The Aonic 40 doesn’t over-exaggerate its bass in any considerable way, but you’ll still get a good amount of heft when it’s called for. In its factory default form, the bass provides a full resonance of tone that doesn’t muddy or cloud the bass in booming textures. It works best when dealing with some standout bass guitar grooves, as they really give the Aonic’s presentation some needed energy. Of course, you can boost some of the bass frequencies using EQ, which can add some rumble but in a controlled manner. I gave the bass a smaller shelf to just give the timbre a bit more meat, and it gave me the effect I needed without sounding excessive.
There’s a flawed response in the midrange that presents a more selective range of frequencies. You get little bits of recession here and there, but it is mostly clear, finding ways to balance itself quite well. It’s a softer resonance, but instruments and vocals still come through in a pleasant fashion.

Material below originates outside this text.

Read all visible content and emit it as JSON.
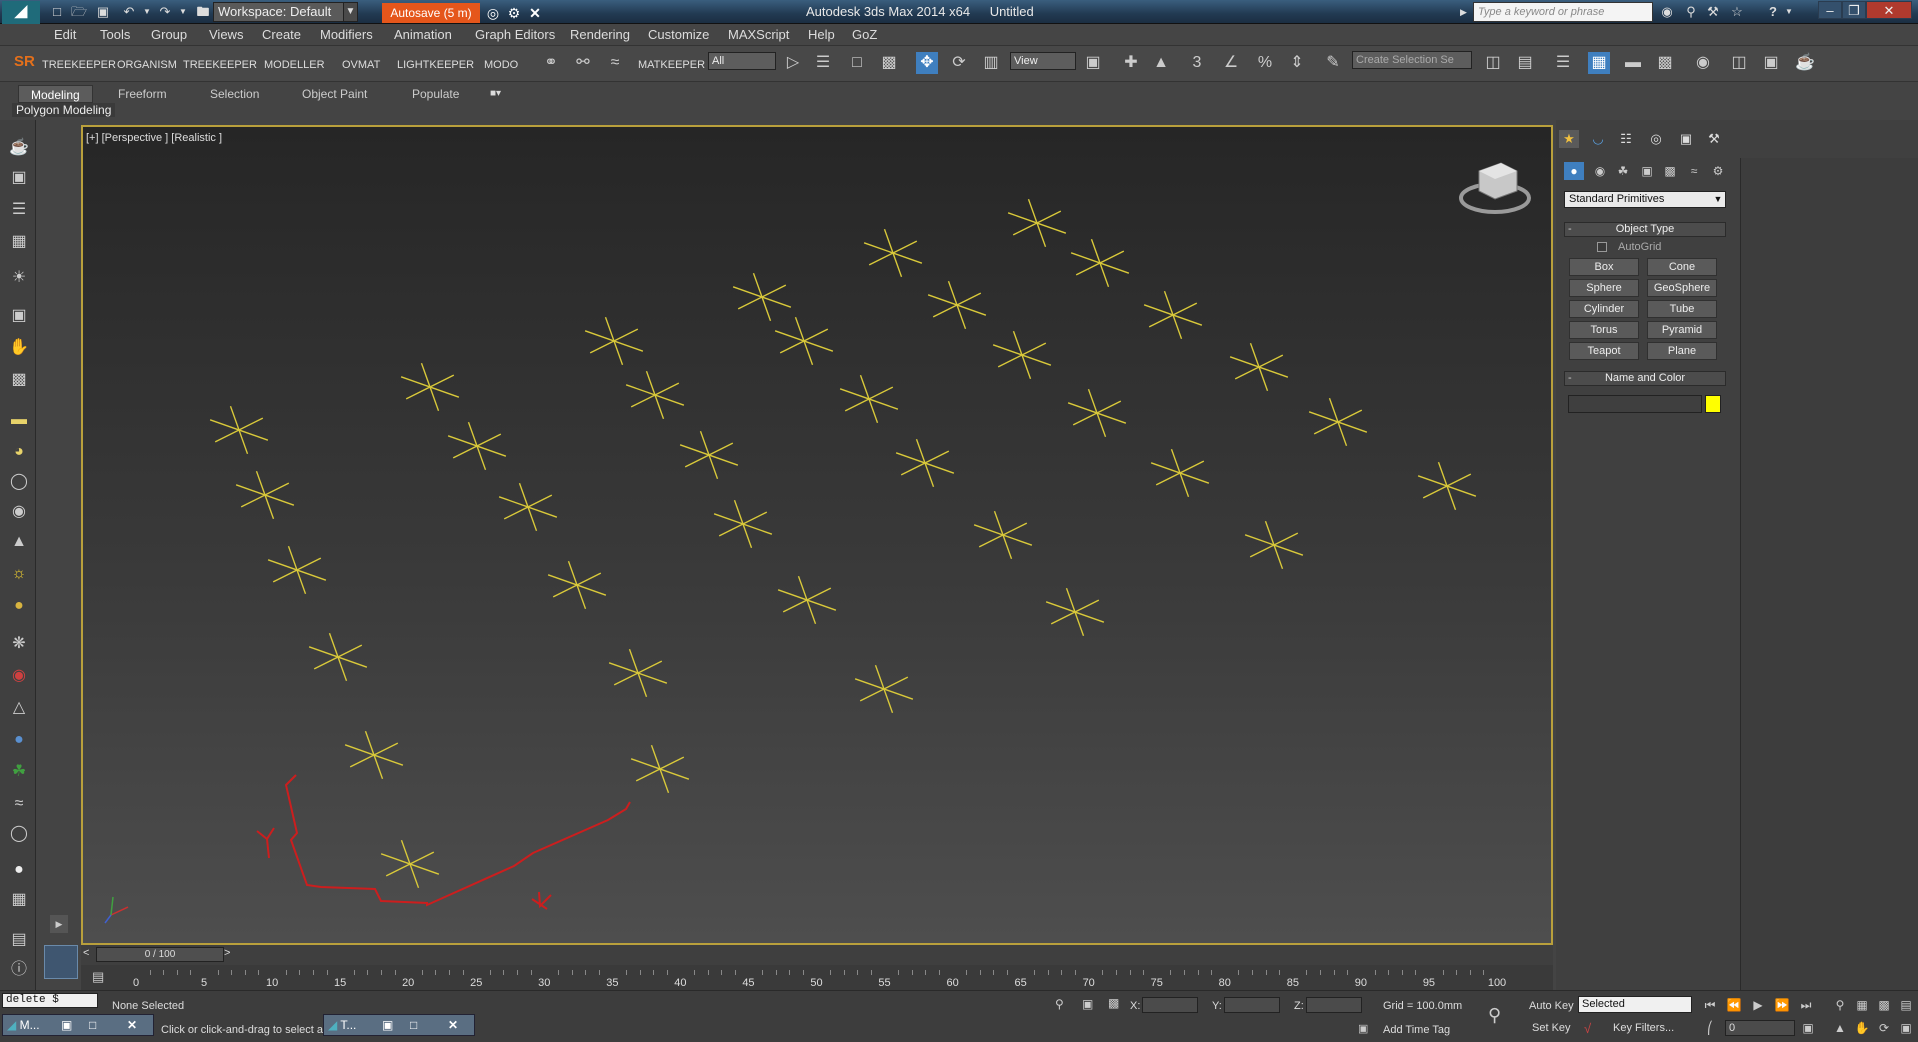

Low and upper mids have an average bump, but leave some notches in the middle that benefit better from EQ. Vocal performances come off the most naturally, coming forward and giving the mids some power.
Slightly underemphasized, but strengthens with EQ of course. The frequencies don’t completely drop out or even sound dull for that matter, but their timbre is neutral in a way where it’s rarely called attention to. It’s flat and even, with some roll-off in the upper-highs that can leave some instruments too much in the background. Using EQ, these elements are given a lot more focus, and can even add some sparkle to the timbre. The sound signature appears more complete on a whole after its use.
The Shure Aonic 40 is a worthy Bluetooth headphone, especially when it has its price knocked down a bit. Its greatest attributes are its multiple levels of personalization, from its in-app EQ to its customizable controls. The ANC levels are also a nice feature, even if the max setting doesn’t fully achieve exactly the level of isolation you might be looking for. Of course, when comparing the ANC to Sony, not a lot of headphones offer the same isolation, but I can name the Strauss and Wanger BT501 which has a similar level of noise0canceling for less. It might not stack up to the Aonic 50 build wise, but it still seems durable, and the comfort is as satisfying as it ever was.
· Clean default sound signature
· Custom EQ
· Custom controls
· Instant pairing
· Fast charging
· Average ANC
The Shure Aonic 40 is available here.